Coastal states like Tamil Nadu, Maharashtra, Goa, Gujarat, and West Bengal hold vast potential for capitalizing on the blue carbon economy.
Mangroves, in particular, are highlighted for their ability to store carbon and sequester it at high rates. Restoration and protection of blue carbon ecosystems can help reduce emissions.
One mentioned project is the MRV (measuring, reporting, and verifying) initiative involving local communities, primarily fishermen, to monitor the health of mangroves and their carbon content. This initiative empowers communities to safeguard their ecosystems and can serve as a model for other coastal cities.
Commercializing the blue economy is seen as an opportunity, with the potential for an additional 200 million tonnes of CO2 sequestration per year. India, with its significant mangrove cover, is well-positioned to harness this potential.
However, challenges include limited private sector participation due to issues like lack of standardization for determining carbon footprints and credits, data collection lag, and jurisdictional challenges in managing coastal reserves.
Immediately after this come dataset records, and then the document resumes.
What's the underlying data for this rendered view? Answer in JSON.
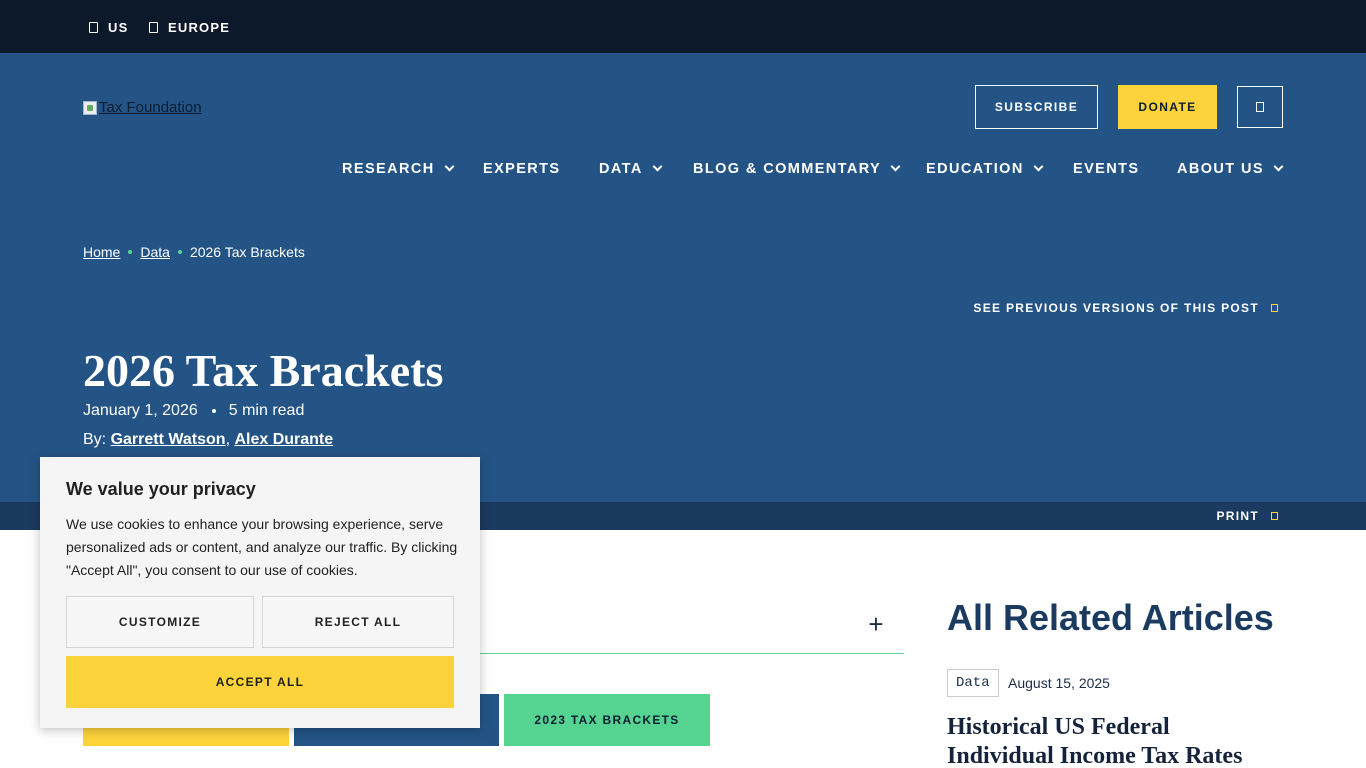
{
  "topbar": {
    "regions": [
      {
        "label": "US"
      },
      {
        "label": "EUROPE"
      }
    ]
  },
  "header": {
    "logo_alt": "Tax Foundation",
    "subscribe_label": "SUBSCRIBE",
    "donate_label": "DONATE"
  },
  "nav": {
    "items": [
      {
        "label": "RESEARCH",
        "has_dropdown": true
      },
      {
        "label": "EXPERTS",
        "has_dropdown": false
      },
      {
        "label": "DATA",
        "has_dropdown": true
      },
      {
        "label": "BLOG & COMMENTARY",
        "has_dropdown": true
      },
      {
        "label": "EDUCATION",
        "has_dropdown": true
      },
      {
        "label": "EVENTS",
        "has_dropdown": false
      },
      {
        "label": "ABOUT US",
        "has_dropdown": true
      }
    ]
  },
  "breadcrumb": {
    "items": [
      "Home",
      "Data"
    ],
    "current": "2026 Tax Brackets"
  },
  "article": {
    "previous_versions_label": "SEE PREVIOUS VERSIONS OF THIS POST",
    "title": "2026 Tax Brackets",
    "date": "January 1, 2026",
    "read_time": "5 min read",
    "by_label": "By:",
    "authors": [
      "Garrett Watson",
      "Alex Durante"
    ],
    "print_label": "PRINT",
    "related_buttons": [
      {
        "label": ""
      },
      {
        "label": ""
      },
      {
        "label": "2023 TAX BRACKETS"
      }
    ]
  },
  "related": {
    "heading": "All Related Articles",
    "items": [
      {
        "tag": "Data",
        "date": "August 15, 2025",
        "title": "Historical US Federal Individual Income Tax Rates"
      }
    ]
  },
  "cookie": {
    "title": "We value your privacy",
    "text": "We use cookies to enhance your browsing experience, serve personalized ads or content, and analyze our traffic. By clicking \"Accept All\", you consent to our use of cookies.",
    "customize_label": "CUSTOMIZE",
    "reject_label": "REJECT ALL",
    "accept_label": "ACCEPT ALL"
  },
  "colors": {
    "topbar": "#0b192b",
    "hero": "#245485",
    "print_bar": "#1a3a5f",
    "accent_yellow": "#fdd33c",
    "accent_green": "#55d391"
  }
}
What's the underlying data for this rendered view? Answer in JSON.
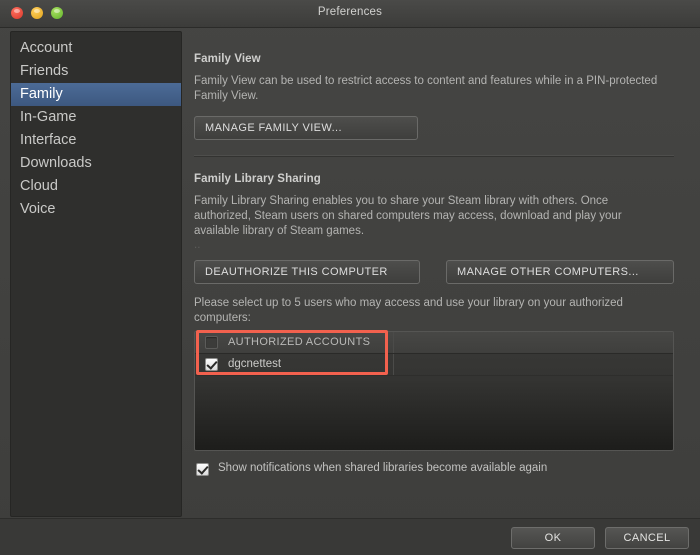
{
  "window": {
    "title": "Preferences",
    "traffic_lights": [
      "close",
      "minimize",
      "maximize"
    ]
  },
  "sidebar": {
    "items": [
      {
        "label": "Account",
        "selected": false
      },
      {
        "label": "Friends",
        "selected": false
      },
      {
        "label": "Family",
        "selected": true
      },
      {
        "label": "In-Game",
        "selected": false
      },
      {
        "label": "Interface",
        "selected": false
      },
      {
        "label": "Downloads",
        "selected": false
      },
      {
        "label": "Cloud",
        "selected": false
      },
      {
        "label": "Voice",
        "selected": false
      }
    ]
  },
  "family_view": {
    "title": "Family View",
    "description": "Family View can be used to restrict access to content and features while in a PIN-protected Family View.",
    "manage_button": "MANAGE FAMILY VIEW..."
  },
  "family_library_sharing": {
    "title": "Family Library Sharing",
    "description": "Family Library Sharing enables you to share your Steam library with others. Once authorized, Steam users on shared computers may access, download and play your available library of Steam games.",
    "extra_line": "..",
    "deauthorize_button": "DEAUTHORIZE THIS COMPUTER",
    "manage_others_button": "MANAGE OTHER COMPUTERS...",
    "select_prompt": "Please select up to 5 users who may access and use your library on your authorized computers:",
    "list": {
      "header": {
        "label": "AUTHORIZED ACCOUNTS",
        "checked": false
      },
      "rows": [
        {
          "label": "dgcnettest",
          "checked": true
        }
      ]
    },
    "notifications_checkbox": {
      "label": "Show notifications when shared libraries become available again",
      "checked": true
    }
  },
  "annotation": {
    "color": "#f2614e"
  },
  "footer": {
    "ok_label": "OK",
    "cancel_label": "CANCEL"
  }
}
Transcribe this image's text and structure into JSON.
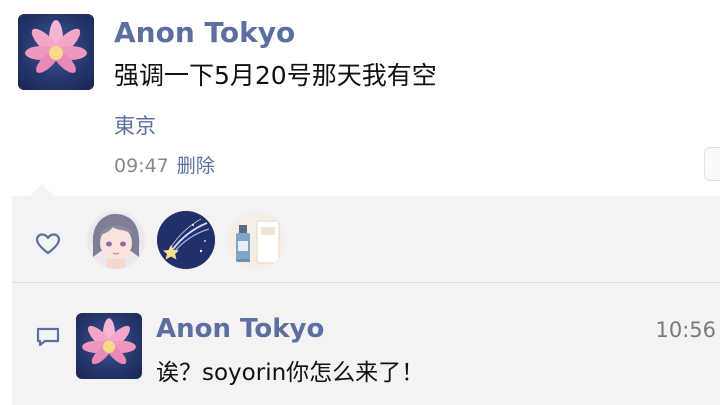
{
  "post": {
    "author": "Anon Tokyo",
    "text": "强调一下5月20号那天我有空",
    "location": "東京",
    "time": "09:47",
    "delete_label": "删除",
    "avatar_icon": "lotus-avatar"
  },
  "likes": {
    "icon": "heart-outline-icon",
    "likers": [
      {
        "avatar_icon": "anime-girl-avatar"
      },
      {
        "avatar_icon": "shooting-star-avatar"
      },
      {
        "avatar_icon": "perfume-bottle-avatar"
      }
    ]
  },
  "comments": [
    {
      "icon": "comment-bubble-icon",
      "author": "Anon Tokyo",
      "time": "10:56",
      "text": "诶？soyorin你怎么来了！",
      "avatar_icon": "lotus-avatar"
    }
  ],
  "colors": {
    "name": "#5c6fa0",
    "panel": "#f3f3f3",
    "avatar_bg": "#27386e",
    "lotus": "#f3a6c8"
  }
}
Government plays a crucial role in protecting and funding mangroves, while private partners can contribute expertise and technology. Ultimately, these ecosystems should be viewed not just as commodities but as “biodiversity heritage” and a public good.
Get a call back
Fill the below form to get free counselling for UPSC Civil Services exam preparation